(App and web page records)
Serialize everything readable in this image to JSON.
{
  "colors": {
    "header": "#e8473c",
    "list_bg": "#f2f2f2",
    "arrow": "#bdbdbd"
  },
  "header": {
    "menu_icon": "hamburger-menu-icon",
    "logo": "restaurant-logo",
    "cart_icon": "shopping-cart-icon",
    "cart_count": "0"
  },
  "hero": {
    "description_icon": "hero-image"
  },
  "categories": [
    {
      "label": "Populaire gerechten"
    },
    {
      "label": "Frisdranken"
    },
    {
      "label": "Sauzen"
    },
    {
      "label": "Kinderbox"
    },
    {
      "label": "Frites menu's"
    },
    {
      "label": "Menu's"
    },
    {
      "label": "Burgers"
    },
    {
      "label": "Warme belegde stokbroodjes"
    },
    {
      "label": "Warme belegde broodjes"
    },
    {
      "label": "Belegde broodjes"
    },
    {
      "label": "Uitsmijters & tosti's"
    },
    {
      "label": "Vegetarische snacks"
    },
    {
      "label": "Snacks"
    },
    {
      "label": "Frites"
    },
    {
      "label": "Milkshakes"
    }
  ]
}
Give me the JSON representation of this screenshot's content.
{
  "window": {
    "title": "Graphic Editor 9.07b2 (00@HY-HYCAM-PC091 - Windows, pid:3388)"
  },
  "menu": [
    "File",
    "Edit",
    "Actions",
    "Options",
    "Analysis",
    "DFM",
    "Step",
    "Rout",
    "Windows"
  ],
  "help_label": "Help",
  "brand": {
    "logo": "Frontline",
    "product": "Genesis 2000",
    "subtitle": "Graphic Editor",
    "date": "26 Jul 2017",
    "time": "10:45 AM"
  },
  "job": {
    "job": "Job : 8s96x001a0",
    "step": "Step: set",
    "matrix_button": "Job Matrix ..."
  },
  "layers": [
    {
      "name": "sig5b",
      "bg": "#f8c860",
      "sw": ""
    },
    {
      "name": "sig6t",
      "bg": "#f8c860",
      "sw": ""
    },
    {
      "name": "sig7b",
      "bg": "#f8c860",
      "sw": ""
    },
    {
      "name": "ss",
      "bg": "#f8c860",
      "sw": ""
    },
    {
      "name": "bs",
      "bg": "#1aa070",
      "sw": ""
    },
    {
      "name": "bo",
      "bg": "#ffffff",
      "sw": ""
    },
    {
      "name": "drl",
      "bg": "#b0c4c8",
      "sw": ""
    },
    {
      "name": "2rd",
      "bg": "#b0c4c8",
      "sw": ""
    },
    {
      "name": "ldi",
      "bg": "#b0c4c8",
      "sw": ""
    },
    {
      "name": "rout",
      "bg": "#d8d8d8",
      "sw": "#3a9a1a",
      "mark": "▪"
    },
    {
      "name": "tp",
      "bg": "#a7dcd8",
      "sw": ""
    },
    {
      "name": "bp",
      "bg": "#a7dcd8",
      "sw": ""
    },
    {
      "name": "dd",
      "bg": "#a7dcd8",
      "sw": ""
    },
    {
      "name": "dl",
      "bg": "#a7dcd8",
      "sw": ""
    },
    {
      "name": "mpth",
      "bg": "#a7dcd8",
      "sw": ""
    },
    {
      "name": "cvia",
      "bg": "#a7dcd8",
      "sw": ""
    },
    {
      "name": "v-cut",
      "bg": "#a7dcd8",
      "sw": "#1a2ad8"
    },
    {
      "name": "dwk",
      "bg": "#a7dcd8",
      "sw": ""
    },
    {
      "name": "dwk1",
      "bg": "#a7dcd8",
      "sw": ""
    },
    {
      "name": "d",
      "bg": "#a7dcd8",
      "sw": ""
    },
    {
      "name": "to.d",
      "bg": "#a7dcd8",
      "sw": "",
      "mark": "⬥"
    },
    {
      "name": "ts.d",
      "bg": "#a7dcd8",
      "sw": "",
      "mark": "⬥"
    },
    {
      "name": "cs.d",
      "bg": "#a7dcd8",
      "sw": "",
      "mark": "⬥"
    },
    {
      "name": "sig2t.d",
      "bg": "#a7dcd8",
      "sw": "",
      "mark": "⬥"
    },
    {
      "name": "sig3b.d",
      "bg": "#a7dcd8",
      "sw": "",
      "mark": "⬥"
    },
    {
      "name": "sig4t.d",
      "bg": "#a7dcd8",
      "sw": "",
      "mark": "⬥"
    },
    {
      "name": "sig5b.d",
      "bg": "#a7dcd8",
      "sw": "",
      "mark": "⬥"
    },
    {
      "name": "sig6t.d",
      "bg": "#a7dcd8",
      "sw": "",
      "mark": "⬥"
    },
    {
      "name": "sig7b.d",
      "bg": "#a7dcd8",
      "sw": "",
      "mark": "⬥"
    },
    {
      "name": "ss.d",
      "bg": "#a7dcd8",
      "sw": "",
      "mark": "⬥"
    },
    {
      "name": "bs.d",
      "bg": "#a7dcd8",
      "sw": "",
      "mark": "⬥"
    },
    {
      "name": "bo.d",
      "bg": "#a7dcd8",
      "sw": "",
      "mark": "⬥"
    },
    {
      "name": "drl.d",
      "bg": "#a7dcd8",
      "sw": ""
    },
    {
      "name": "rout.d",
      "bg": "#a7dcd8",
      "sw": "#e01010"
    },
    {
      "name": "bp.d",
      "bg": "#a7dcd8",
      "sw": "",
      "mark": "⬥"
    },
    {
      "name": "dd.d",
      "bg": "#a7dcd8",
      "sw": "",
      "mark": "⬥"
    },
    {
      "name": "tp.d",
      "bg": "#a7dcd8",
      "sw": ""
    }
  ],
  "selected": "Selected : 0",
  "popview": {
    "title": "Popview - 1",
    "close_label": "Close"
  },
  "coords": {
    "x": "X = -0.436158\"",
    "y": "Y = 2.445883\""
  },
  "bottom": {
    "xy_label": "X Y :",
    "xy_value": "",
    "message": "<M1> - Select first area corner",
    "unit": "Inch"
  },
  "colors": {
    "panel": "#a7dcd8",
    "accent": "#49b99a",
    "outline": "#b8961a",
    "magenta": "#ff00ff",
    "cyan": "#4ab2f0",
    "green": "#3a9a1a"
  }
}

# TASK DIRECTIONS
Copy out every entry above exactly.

# EXERCISE ANSWER
Serialize everything readable in this image to JSON.
{
  "colors": {
    "header": "#e8473c",
    "list_bg": "#f2f2f2",
    "arrow": "#bdbdbd"
  },
  "header": {
    "menu_icon": "hamburger-menu-icon",
    "logo": "restaurant-logo",
    "cart_icon": "shopping-cart-icon",
    "cart_count": "0"
  },
  "hero": {
    "description_icon": "hero-image"
  },
  "categories": [
    {
      "label": "Populaire gerechten"
    },
    {
      "label": "Frisdranken"
    },
    {
      "label": "Sauzen"
    },
    {
      "label": "Kinderbox"
    },
    {
      "label": "Frites menu's"
    },
    {
      "label": "Menu's"
    },
    {
      "label": "Burgers"
    },
    {
      "label": "Warme belegde stokbroodjes"
    },
    {
      "label": "Warme belegde broodjes"
    },
    {
      "label": "Belegde broodjes"
    },
    {
      "label": "Uitsmijters & tosti's"
    },
    {
      "label": "Vegetarische snacks"
    },
    {
      "label": "Snacks"
    },
    {
      "label": "Frites"
    },
    {
      "label": "Milkshakes"
    }
  ]
}
Give me the JSON representation of this screenshot's content.
{
  "window": {
    "title": "Graphic Editor 9.07b2 (00@HY-HYCAM-PC091 - Windows, pid:3388)"
  },
  "menu": [
    "File",
    "Edit",
    "Actions",
    "Options",
    "Analysis",
    "DFM",
    "Step",
    "Rout",
    "Windows"
  ],
  "help_label": "Help",
  "brand": {
    "logo": "Frontline",
    "product": "Genesis 2000",
    "subtitle": "Graphic Editor",
    "date": "26 Jul 2017",
    "time": "10:45 AM"
  },
  "job": {
    "job": "Job : 8s96x001a0",
    "step": "Step: set",
    "matrix_button": "Job Matrix ..."
  },
  "layers": [
    {
      "name": "sig5b",
      "bg": "#f8c860",
      "sw": ""
    },
    {
      "name": "sig6t",
      "bg": "#f8c860",
      "sw": ""
    },
    {
      "name": "sig7b",
      "bg": "#f8c860",
      "sw": ""
    },
    {
      "name": "ss",
      "bg": "#f8c860",
      "sw": ""
    },
    {
      "name": "bs",
      "bg": "#1aa070",
      "sw": ""
    },
    {
      "name": "bo",
      "bg": "#ffffff",
      "sw": ""
    },
    {
      "name": "drl",
      "bg": "#b0c4c8",
      "sw": ""
    },
    {
      "name": "2rd",
      "bg": "#b0c4c8",
      "sw": ""
    },
    {
      "name": "ldi",
      "bg": "#b0c4c8",
      "sw": ""
    },
    {
      "name": "rout",
      "bg": "#d8d8d8",
      "sw": "#3a9a1a",
      "mark": "▪"
    },
    {
      "name": "tp",
      "bg": "#a7dcd8",
      "sw": ""
    },
    {
      "name": "bp",
      "bg": "#a7dcd8",
      "sw": ""
    },
    {
      "name": "dd",
      "bg": "#a7dcd8",
      "sw": ""
    },
    {
      "name": "dl",
      "bg": "#a7dcd8",
      "sw": ""
    },
    {
      "name": "mpth",
      "bg": "#a7dcd8",
      "sw": ""
    },
    {
      "name": "cvia",
      "bg": "#a7dcd8",
      "sw": ""
    },
    {
      "name": "v-cut",
      "bg": "#a7dcd8",
      "sw": "#1a2ad8"
    },
    {
      "name": "dwk",
      "bg": "#a7dcd8",
      "sw": ""
    },
    {
      "name": "dwk1",
      "bg": "#a7dcd8",
      "sw": ""
    },
    {
      "name": "d",
      "bg": "#a7dcd8",
      "sw": ""
    },
    {
      "name": "to.d",
      "bg": "#a7dcd8",
      "sw": "",
      "mark": "⬥"
    },
    {
      "name": "ts.d",
      "bg": "#a7dcd8",
      "sw": "",
      "mark": "⬥"
    },
    {
      "name": "cs.d",
      "bg": "#a7dcd8",
      "sw": "",
      "mark": "⬥"
    },
    {
      "name": "sig2t.d",
      "bg": "#a7dcd8",
      "sw": "",
      "mark": "⬥"
    },
    {
      "name": "sig3b.d",
      "bg": "#a7dcd8",
      "sw": "",
      "mark": "⬥"
    },
    {
      "name": "sig4t.d",
      "bg": "#a7dcd8",
      "sw": "",
      "mark": "⬥"
    },
    {
      "name": "sig5b.d",
      "bg": "#a7dcd8",
      "sw": "",
      "mark": "⬥"
    },
    {
      "name": "sig6t.d",
      "bg": "#a7dcd8",
      "sw": "",
      "mark": "⬥"
    },
    {
      "name": "sig7b.d",
      "bg": "#a7dcd8",
      "sw": "",
      "mark": "⬥"
    },
    {
      "name": "ss.d",
      "bg": "#a7dcd8",
      "sw": "",
      "mark": "⬥"
    },
    {
      "name": "bs.d",
      "bg": "#a7dcd8",
      "sw": "",
      "mark": "⬥"
    },
    {
      "name": "bo.d",
      "bg": "#a7dcd8",
      "sw": "",
      "mark": "⬥"
    },
    {
      "name": "drl.d",
      "bg": "#a7dcd8",
      "sw": ""
    },
    {
      "name": "rout.d",
      "bg": "#a7dcd8",
      "sw": "#e01010"
    },
    {
      "name": "bp.d",
      "bg": "#a7dcd8",
      "sw": "",
      "mark": "⬥"
    },
    {
      "name": "dd.d",
      "bg": "#a7dcd8",
      "sw": "",
      "mark": "⬥"
    },
    {
      "name": "tp.d",
      "bg": "#a7dcd8",
      "sw": ""
    }
  ],
  "selected": "Selected : 0",
  "popview": {
    "title": "Popview - 1",
    "close_label": "Close"
  },
  "coords": {
    "x": "X = -0.436158\"",
    "y": "Y = 2.445883\""
  },
  "bottom": {
    "xy_label": "X Y :",
    "xy_value": "",
    "message": "<M1> - Select first area corner",
    "unit": "Inch"
  },
  "colors": {
    "panel": "#a7dcd8",
    "accent": "#49b99a",
    "outline": "#b8961a",
    "magenta": "#ff00ff",
    "cyan": "#4ab2f0",
    "green": "#3a9a1a"
  }
}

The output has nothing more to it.